═══ Materials provided

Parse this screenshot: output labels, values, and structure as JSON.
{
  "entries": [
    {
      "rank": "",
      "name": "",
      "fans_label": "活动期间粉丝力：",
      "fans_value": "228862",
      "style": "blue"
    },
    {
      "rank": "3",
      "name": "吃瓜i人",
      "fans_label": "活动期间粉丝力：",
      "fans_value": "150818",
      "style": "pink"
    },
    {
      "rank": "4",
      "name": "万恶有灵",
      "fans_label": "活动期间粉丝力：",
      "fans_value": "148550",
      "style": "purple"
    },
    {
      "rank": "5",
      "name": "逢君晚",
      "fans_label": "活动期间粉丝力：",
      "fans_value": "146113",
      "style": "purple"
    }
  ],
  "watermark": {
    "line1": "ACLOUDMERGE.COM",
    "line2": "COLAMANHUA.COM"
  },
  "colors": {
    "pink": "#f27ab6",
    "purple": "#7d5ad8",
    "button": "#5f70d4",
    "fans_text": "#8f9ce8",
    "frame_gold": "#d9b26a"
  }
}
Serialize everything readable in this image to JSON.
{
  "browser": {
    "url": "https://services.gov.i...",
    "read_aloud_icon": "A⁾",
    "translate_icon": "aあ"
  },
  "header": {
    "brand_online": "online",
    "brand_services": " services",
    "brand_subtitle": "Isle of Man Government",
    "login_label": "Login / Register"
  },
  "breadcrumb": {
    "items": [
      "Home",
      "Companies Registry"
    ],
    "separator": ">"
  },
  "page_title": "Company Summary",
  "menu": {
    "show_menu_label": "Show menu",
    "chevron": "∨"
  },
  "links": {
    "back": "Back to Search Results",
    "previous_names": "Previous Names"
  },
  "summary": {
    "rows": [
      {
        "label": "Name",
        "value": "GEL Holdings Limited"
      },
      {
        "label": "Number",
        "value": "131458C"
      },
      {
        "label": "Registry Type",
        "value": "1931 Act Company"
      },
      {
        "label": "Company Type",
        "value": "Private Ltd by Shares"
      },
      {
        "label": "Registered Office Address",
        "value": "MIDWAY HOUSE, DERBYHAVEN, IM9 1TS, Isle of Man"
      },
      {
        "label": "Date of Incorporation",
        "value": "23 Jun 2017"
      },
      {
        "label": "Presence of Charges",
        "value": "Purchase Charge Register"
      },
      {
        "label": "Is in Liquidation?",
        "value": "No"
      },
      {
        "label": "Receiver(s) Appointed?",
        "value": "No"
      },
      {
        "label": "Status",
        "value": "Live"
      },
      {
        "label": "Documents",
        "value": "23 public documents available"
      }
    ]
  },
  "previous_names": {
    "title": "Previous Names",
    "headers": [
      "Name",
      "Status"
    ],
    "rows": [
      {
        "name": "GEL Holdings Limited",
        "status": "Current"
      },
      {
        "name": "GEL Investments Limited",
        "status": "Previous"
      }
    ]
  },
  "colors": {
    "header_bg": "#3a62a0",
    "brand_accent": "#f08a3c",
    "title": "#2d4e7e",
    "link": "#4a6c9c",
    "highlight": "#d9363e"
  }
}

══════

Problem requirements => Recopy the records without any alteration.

Response below =>
Parse this screenshot: output labels, values, and structure as JSON.
{
  "entries": [
    {
      "rank": "",
      "name": "",
      "fans_label": "活动期间粉丝力：",
      "fans_value": "228862",
      "style": "blue"
    },
    {
      "rank": "3",
      "name": "吃瓜i人",
      "fans_label": "活动期间粉丝力：",
      "fans_value": "150818",
      "style": "pink"
    },
    {
      "rank": "4",
      "name": "万恶有灵",
      "fans_label": "活动期间粉丝力：",
      "fans_value": "148550",
      "style": "purple"
    },
    {
      "rank": "5",
      "name": "逢君晚",
      "fans_label": "活动期间粉丝力：",
      "fans_value": "146113",
      "style": "purple"
    }
  ],
  "watermark": {
    "line1": "ACLOUDMERGE.COM",
    "line2": "COLAMANHUA.COM"
  },
  "colors": {
    "pink": "#f27ab6",
    "purple": "#7d5ad8",
    "button": "#5f70d4",
    "fans_text": "#8f9ce8",
    "frame_gold": "#d9b26a"
  }
}
Serialize everything readable in this image to JSON.
{
  "browser": {
    "url": "https://services.gov.i...",
    "read_aloud_icon": "A⁾",
    "translate_icon": "aあ"
  },
  "header": {
    "brand_online": "online",
    "brand_services": " services",
    "brand_subtitle": "Isle of Man Government",
    "login_label": "Login / Register"
  },
  "breadcrumb": {
    "items": [
      "Home",
      "Companies Registry"
    ],
    "separator": ">"
  },
  "page_title": "Company Summary",
  "menu": {
    "show_menu_label": "Show menu",
    "chevron": "∨"
  },
  "links": {
    "back": "Back to Search Results",
    "previous_names": "Previous Names"
  },
  "summary": {
    "rows": [
      {
        "label": "Name",
        "value": "GEL Holdings Limited"
      },
      {
        "label": "Number",
        "value": "131458C"
      },
      {
        "label": "Registry Type",
        "value": "1931 Act Company"
      },
      {
        "label": "Company Type",
        "value": "Private Ltd by Shares"
      },
      {
        "label": "Registered Office Address",
        "value": "MIDWAY HOUSE, DERBYHAVEN, IM9 1TS, Isle of Man"
      },
      {
        "label": "Date of Incorporation",
        "value": "23 Jun 2017"
      },
      {
        "label": "Presence of Charges",
        "value": "Purchase Charge Register"
      },
      {
        "label": "Is in Liquidation?",
        "value": "No"
      },
      {
        "label": "Receiver(s) Appointed?",
        "value": "No"
      },
      {
        "label": "Status",
        "value": "Live"
      },
      {
        "label": "Documents",
        "value": "23 public documents available"
      }
    ]
  },
  "previous_names": {
    "title": "Previous Names",
    "headers": [
      "Name",
      "Status"
    ],
    "rows": [
      {
        "name": "GEL Holdings Limited",
        "status": "Current"
      },
      {
        "name": "GEL Investments Limited",
        "status": "Previous"
      }
    ]
  },
  "colors": {
    "header_bg": "#3a62a0",
    "brand_accent": "#f08a3c",
    "title": "#2d4e7e",
    "link": "#4a6c9c",
    "highlight": "#d9363e"
  }
}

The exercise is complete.